[Data records for software interfaces]
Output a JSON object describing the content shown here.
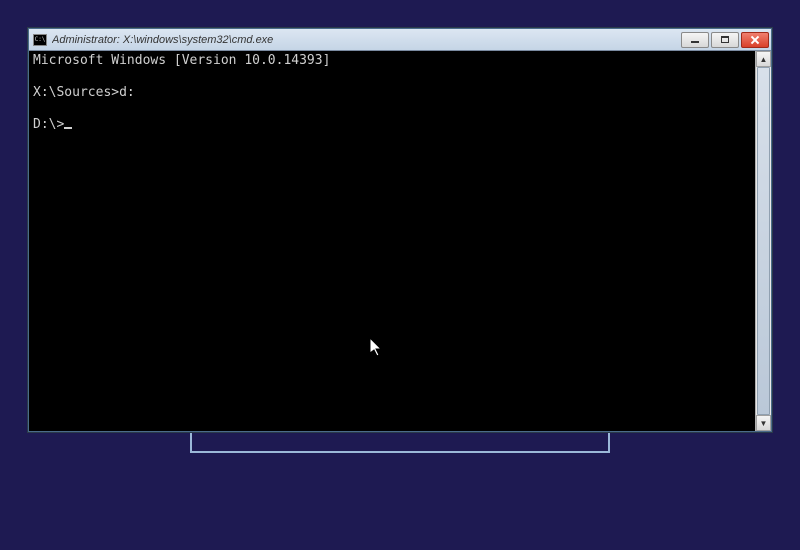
{
  "window": {
    "sys_icon_text": "C:\\",
    "title": "Administrator: X:\\windows\\system32\\cmd.exe"
  },
  "terminal": {
    "line1": "Microsoft Windows [Version 10.0.14393]",
    "blank": "",
    "line2_prompt": "X:\\Sources>",
    "line2_cmd": "d:",
    "line3_prompt": "D:\\>"
  },
  "scrollbar": {
    "thumb_top_pct": 0,
    "thumb_height_pct": 100
  },
  "icons": {
    "up": "▲",
    "down": "▼"
  }
}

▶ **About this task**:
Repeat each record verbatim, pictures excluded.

▶ **Solution to the exercise**:
Output a JSON object describing the content shown here.
{
  "window": {
    "sys_icon_text": "C:\\",
    "title": "Administrator: X:\\windows\\system32\\cmd.exe"
  },
  "terminal": {
    "line1": "Microsoft Windows [Version 10.0.14393]",
    "blank": "",
    "line2_prompt": "X:\\Sources>",
    "line2_cmd": "d:",
    "line3_prompt": "D:\\>"
  },
  "scrollbar": {
    "thumb_top_pct": 0,
    "thumb_height_pct": 100
  },
  "icons": {
    "up": "▲",
    "down": "▼"
  }
}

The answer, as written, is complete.